▸ **Your objective**:
Give only the number of lines in the following entries where "tinyalsa" appears.

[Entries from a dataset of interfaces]
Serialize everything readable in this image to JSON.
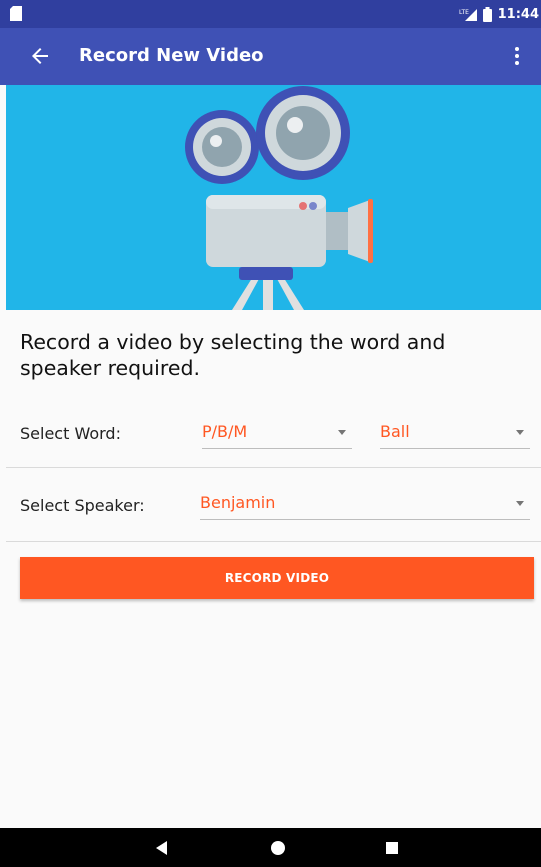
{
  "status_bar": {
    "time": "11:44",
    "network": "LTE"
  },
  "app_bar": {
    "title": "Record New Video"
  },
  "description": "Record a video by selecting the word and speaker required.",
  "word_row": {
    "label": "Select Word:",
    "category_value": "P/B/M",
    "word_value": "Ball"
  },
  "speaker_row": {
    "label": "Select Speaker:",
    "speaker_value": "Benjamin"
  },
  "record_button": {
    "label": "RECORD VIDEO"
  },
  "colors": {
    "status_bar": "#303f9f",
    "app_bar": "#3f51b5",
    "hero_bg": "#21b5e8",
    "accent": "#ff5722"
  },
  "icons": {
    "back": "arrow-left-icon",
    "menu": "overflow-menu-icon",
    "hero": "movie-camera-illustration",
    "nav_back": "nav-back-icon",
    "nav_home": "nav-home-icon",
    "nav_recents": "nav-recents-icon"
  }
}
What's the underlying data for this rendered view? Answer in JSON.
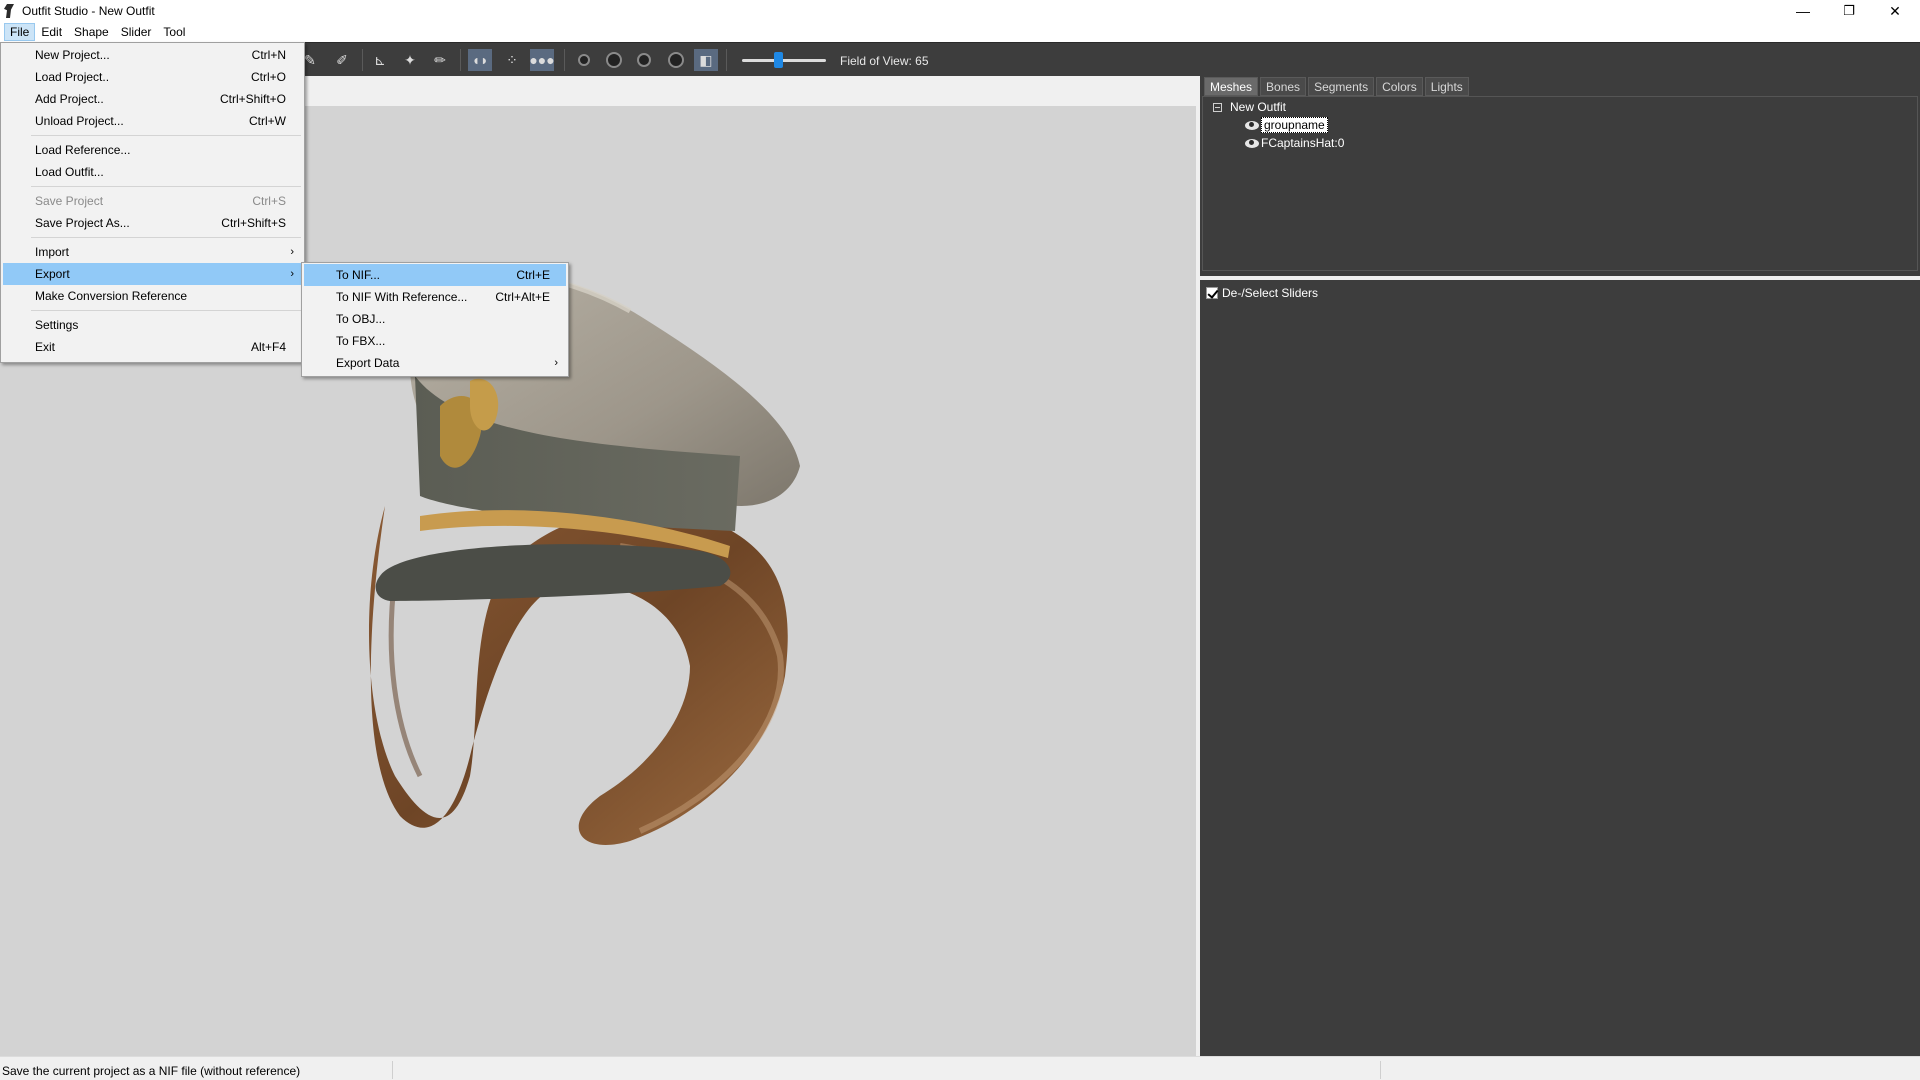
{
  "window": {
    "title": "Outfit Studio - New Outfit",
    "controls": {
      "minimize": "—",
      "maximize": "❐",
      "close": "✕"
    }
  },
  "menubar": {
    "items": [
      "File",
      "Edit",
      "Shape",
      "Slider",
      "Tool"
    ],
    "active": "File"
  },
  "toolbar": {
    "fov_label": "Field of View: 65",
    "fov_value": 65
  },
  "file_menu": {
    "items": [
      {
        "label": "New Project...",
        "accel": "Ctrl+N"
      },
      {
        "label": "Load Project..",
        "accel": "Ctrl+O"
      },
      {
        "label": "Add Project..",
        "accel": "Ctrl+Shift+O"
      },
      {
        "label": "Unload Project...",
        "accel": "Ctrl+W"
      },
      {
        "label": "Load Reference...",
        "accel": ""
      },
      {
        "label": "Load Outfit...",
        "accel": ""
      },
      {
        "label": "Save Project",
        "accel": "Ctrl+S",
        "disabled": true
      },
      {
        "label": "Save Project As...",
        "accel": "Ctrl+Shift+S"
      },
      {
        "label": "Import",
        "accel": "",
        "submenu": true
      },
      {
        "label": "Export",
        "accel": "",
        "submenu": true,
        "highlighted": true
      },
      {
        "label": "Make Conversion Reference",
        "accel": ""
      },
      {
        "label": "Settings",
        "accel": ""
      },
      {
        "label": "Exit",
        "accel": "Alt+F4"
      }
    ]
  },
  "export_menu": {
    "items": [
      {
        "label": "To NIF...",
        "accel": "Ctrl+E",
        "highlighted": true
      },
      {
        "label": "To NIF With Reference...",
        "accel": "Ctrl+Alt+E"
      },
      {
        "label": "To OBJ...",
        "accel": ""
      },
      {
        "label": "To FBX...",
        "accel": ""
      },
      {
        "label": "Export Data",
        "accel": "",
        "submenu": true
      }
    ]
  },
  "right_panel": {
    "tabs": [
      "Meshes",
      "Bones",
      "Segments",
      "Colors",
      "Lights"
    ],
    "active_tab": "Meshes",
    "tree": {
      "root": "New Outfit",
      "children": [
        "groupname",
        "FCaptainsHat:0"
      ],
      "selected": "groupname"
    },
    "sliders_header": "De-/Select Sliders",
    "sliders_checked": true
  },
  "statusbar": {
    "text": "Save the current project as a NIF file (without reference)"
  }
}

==

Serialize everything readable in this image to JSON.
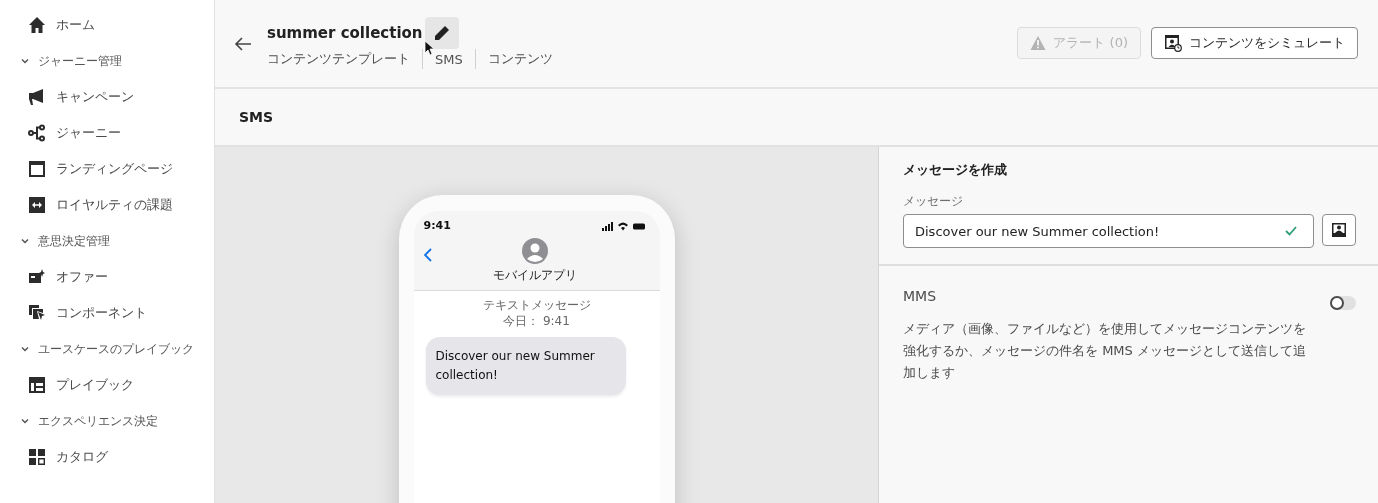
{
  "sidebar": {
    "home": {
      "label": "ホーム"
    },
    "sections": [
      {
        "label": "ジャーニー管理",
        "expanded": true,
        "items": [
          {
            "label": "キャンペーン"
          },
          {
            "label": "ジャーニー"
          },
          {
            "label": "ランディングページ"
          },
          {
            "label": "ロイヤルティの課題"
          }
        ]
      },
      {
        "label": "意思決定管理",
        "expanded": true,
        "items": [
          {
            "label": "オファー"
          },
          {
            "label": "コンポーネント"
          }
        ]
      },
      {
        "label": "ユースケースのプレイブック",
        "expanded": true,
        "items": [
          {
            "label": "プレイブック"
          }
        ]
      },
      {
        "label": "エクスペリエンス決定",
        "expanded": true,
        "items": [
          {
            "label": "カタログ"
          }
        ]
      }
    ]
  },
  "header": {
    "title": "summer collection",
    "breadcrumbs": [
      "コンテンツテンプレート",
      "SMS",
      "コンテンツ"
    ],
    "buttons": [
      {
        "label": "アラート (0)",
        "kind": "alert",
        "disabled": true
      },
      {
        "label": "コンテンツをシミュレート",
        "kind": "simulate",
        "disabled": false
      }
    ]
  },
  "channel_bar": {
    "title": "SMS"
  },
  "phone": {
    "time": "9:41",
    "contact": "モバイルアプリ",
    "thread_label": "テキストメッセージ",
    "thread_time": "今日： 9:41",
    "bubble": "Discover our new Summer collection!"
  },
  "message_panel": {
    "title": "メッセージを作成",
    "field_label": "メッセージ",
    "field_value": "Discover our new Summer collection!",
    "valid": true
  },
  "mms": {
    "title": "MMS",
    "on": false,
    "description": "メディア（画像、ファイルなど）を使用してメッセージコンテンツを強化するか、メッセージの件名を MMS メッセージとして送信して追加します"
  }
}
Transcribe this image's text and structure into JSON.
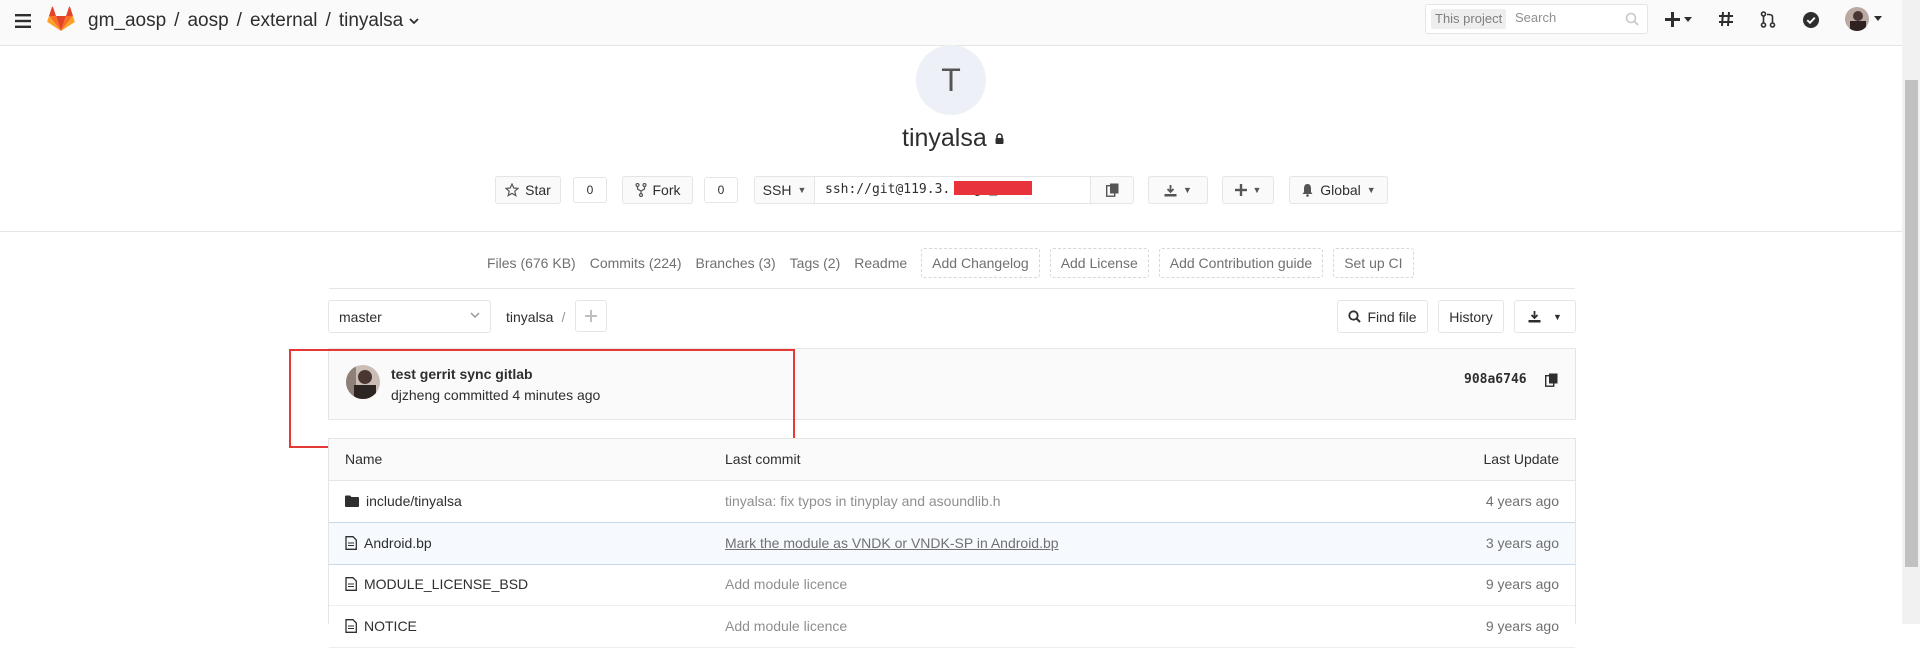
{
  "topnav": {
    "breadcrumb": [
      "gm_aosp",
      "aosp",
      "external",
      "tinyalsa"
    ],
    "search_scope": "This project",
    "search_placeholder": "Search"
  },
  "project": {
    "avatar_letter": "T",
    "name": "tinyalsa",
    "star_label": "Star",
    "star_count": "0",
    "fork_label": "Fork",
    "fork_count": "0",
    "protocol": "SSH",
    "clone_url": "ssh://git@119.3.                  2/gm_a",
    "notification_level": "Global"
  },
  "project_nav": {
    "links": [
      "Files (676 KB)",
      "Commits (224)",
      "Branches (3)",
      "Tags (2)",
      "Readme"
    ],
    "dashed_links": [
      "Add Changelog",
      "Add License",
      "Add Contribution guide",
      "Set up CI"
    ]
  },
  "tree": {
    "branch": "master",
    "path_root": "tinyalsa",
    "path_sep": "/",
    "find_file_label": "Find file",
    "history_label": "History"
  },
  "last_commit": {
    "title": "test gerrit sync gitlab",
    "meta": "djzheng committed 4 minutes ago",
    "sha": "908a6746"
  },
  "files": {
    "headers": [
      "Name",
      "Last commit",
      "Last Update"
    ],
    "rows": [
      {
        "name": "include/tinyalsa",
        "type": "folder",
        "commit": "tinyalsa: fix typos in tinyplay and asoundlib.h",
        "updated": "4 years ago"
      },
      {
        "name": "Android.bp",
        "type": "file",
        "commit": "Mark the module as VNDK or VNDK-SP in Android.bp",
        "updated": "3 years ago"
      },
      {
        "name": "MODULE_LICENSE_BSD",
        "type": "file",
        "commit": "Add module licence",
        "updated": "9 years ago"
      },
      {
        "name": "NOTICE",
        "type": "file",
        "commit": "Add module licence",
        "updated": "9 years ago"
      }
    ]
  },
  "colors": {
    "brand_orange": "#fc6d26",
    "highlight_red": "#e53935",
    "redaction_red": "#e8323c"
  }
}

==

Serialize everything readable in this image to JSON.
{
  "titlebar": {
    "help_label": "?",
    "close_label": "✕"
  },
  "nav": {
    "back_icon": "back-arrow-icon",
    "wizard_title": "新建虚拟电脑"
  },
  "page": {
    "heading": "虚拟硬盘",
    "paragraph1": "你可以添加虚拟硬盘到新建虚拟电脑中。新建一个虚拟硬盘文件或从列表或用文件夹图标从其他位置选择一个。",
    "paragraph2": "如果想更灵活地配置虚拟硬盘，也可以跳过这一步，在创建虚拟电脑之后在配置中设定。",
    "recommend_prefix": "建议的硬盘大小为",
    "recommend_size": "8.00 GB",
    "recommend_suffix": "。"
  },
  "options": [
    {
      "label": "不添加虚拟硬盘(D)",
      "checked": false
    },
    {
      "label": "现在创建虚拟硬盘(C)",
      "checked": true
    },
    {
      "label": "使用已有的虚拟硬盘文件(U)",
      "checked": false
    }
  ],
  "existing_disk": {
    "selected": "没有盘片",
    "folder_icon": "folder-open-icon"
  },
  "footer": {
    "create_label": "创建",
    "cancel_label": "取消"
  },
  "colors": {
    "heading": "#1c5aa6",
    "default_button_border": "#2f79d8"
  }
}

▸ **Exercise result**:
5